Researchers extend the life of a dipolar molecule
In 2018, Kang-Kuen Ni and her lab earned the cover of Science with an impressive feat: They took two individual atoms, a sodium and a cesium, and forged them into a single dipolar molecule, sodium cesium.
Sodium and cesium normally ignore each other in the wild; but in the Ni lab's carefully calibrated vacuum chamber, she and her team captured each atom using lasers and then forced them to react, a capability that gifted scientists with a new method to study one of the most basic and ubiquitous processes on Earth: the formation of a chemical bond. With Ni's invention, scientists could not only discover more about our chemical underpinnings, they could start creating bespoke molecules for novel uses like qubits for quantum computers.
But there was one flaw in their original sodium cesium molecule: "That molecule was lost soon after it's made," said Ni, the Morris Kahn associate professor of chemistry and chemical biology and of physics. Now, in a new study published in Physics Review Letters, Ni and her team report a new feat: They granted their molecule an extended lifetime of up to almost three and a half seconds—a luxury of time in the quantum realm—by controlling all the degrees of freedom (including its motion) of an individual dipolar molecule for the first time. During those precious seconds, the researchers can maintain the full quantum control necessary for stable qubits, the building blocks for a wide variety of exciting quantum applications.

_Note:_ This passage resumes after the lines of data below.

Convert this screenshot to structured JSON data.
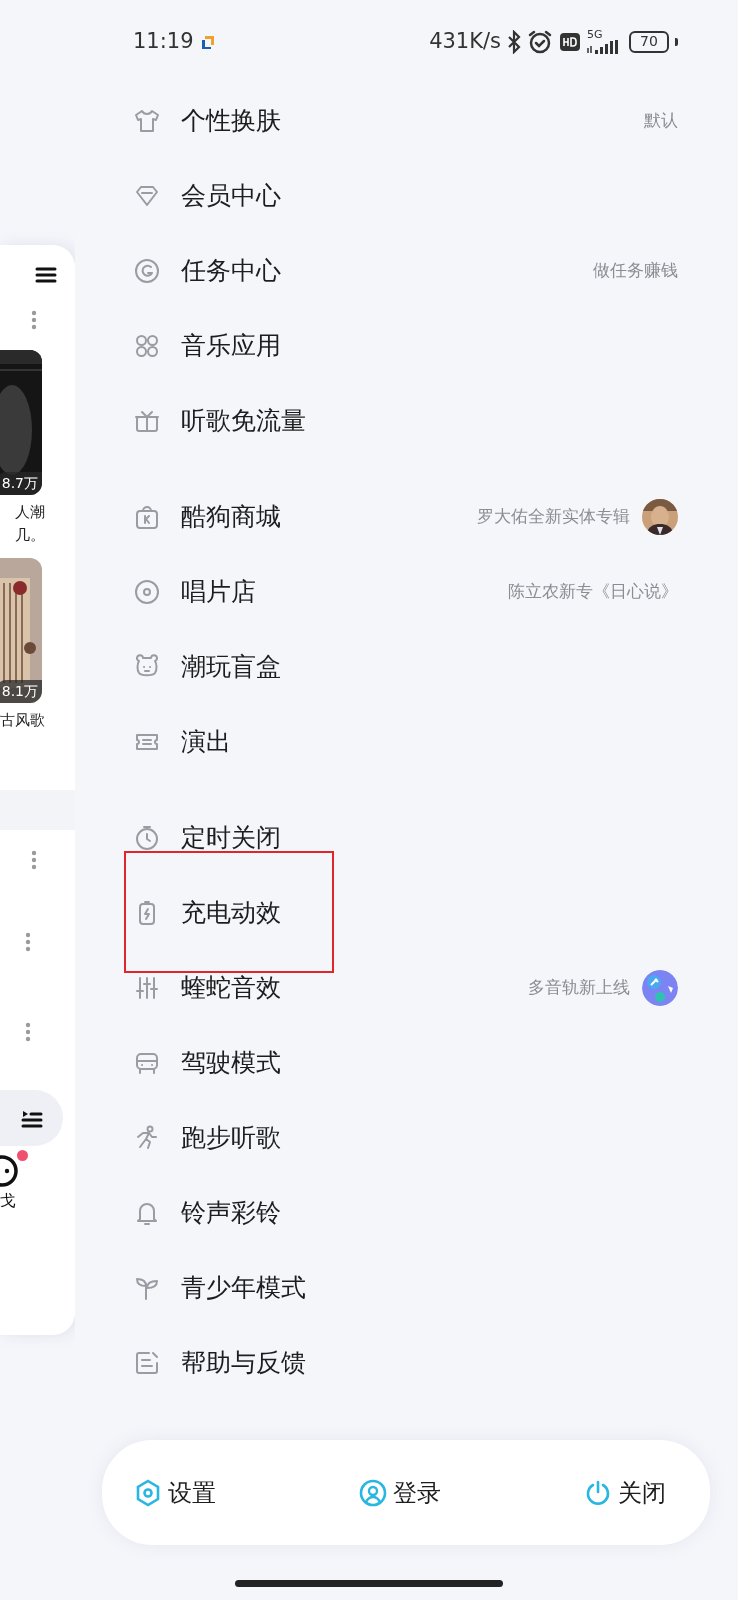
{
  "status_bar": {
    "time": "11:19",
    "net_speed": "431K/s",
    "network": "5G",
    "battery": "70"
  },
  "background_page": {
    "play_counts": [
      "8.7万",
      "8.1万"
    ],
    "captions": [
      "人潮",
      "几。",
      "古风歌"
    ],
    "tab_label": "戈",
    "tab_has_dot": true
  },
  "menu_groups": [
    [
      {
        "kind": "plain",
        "label": "个性换肤",
        "detail": "默认"
      },
      {
        "kind": "plain",
        "label": "会员中心"
      },
      {
        "kind": "plain",
        "label": "任务中心",
        "detail": "做任务赚钱"
      },
      {
        "kind": "plain",
        "label": "音乐应用"
      },
      {
        "kind": "plain",
        "label": "听歌免流量"
      }
    ],
    [
      {
        "kind": "picture",
        "label": "酷狗商城",
        "detail": "罗大佑全新实体专辑"
      },
      {
        "kind": "plain",
        "label": "唱片店",
        "detail": "陈立农新专《日心说》"
      },
      {
        "kind": "plain",
        "label": "潮玩盲盒"
      },
      {
        "kind": "plain",
        "label": "演出"
      }
    ],
    [
      {
        "kind": "plain",
        "label": "定时关闭"
      },
      {
        "kind": "plain",
        "label": "充电动效",
        "annotated": true
      },
      {
        "kind": "badge",
        "label": "蝰蛇音效",
        "detail": "多音轨新上线"
      },
      {
        "kind": "plain",
        "label": "驾驶模式"
      },
      {
        "kind": "plain",
        "label": "跑步听歌"
      },
      {
        "kind": "plain",
        "label": "铃声彩铃"
      },
      {
        "kind": "plain",
        "label": "青少年模式"
      },
      {
        "kind": "plain",
        "label": "帮助与反馈"
      }
    ]
  ],
  "bottom_bar": [
    {
      "kind": "settings",
      "label": "设置"
    },
    {
      "kind": "login",
      "label": "登录"
    },
    {
      "kind": "power",
      "label": "关闭"
    }
  ]
}
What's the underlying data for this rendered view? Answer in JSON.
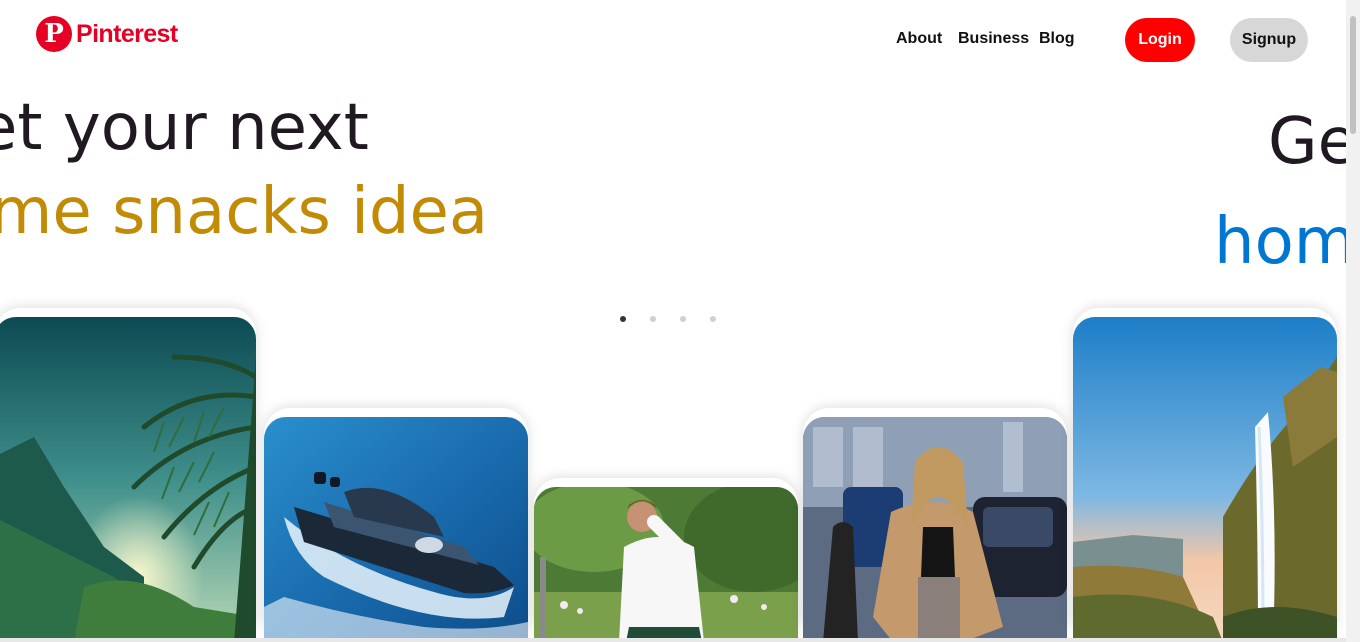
{
  "brand": {
    "logo_mark": "P",
    "name": "Pinterest",
    "color": "#e60023"
  },
  "nav": {
    "links": [
      {
        "label": "About"
      },
      {
        "label": "Business"
      },
      {
        "label": "Blog"
      }
    ],
    "login_label": "Login",
    "signup_label": "Signup"
  },
  "hero": {
    "left": {
      "line1": "et your next",
      "line2": "me snacks idea",
      "line2_color": "#c28b05"
    },
    "right": {
      "line1": "Ge",
      "line2": "hom",
      "line2_color": "#0076d3"
    }
  },
  "carousel": {
    "dot_count": 4,
    "active_index": 0
  },
  "cards": [
    {
      "subject": "tropical-mountain-palm-image"
    },
    {
      "subject": "luxury-yacht-image"
    },
    {
      "subject": "man-white-shirt-image"
    },
    {
      "subject": "woman-street-fashion-image"
    },
    {
      "subject": "waterfall-cliff-image"
    }
  ]
}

According to the paper, "These long-lived, fully quantum state-controlled individual dipolar molecules provide a key resource for molecule-based quantum simulation and information processing." For example, such molecules could accelerate progress toward quantum simulation of new phases of matter (faster than any known computer), high-fidelity quantum information processing, precision measurements, and basic research in the field of cold chemistry (one of Ni's specialties).
And, by forming obedient molecules in their quantum ground states (basically, their simplest, most pliant form), the researchers created more reliable qubits with electric handles, which, like the magnetic handles of a magnet, allow researchers to interact with them in new ways (for example, with microwaves and electric fields).
Next, the team is working on scaling their process: They plan to assemble not just one molecule from two atoms but force larger collections of atoms to interact and form molecules in parallel. In so doing, they can also start to perform long-range entanglement interactions between molecules, the basis for information transfer in quantum computing.
"With the addition of microwave and electric field control," said Ni, "molecular qubits for quantum computing applications and simulations that further our understanding of quantum phases of matter are within experimental reach."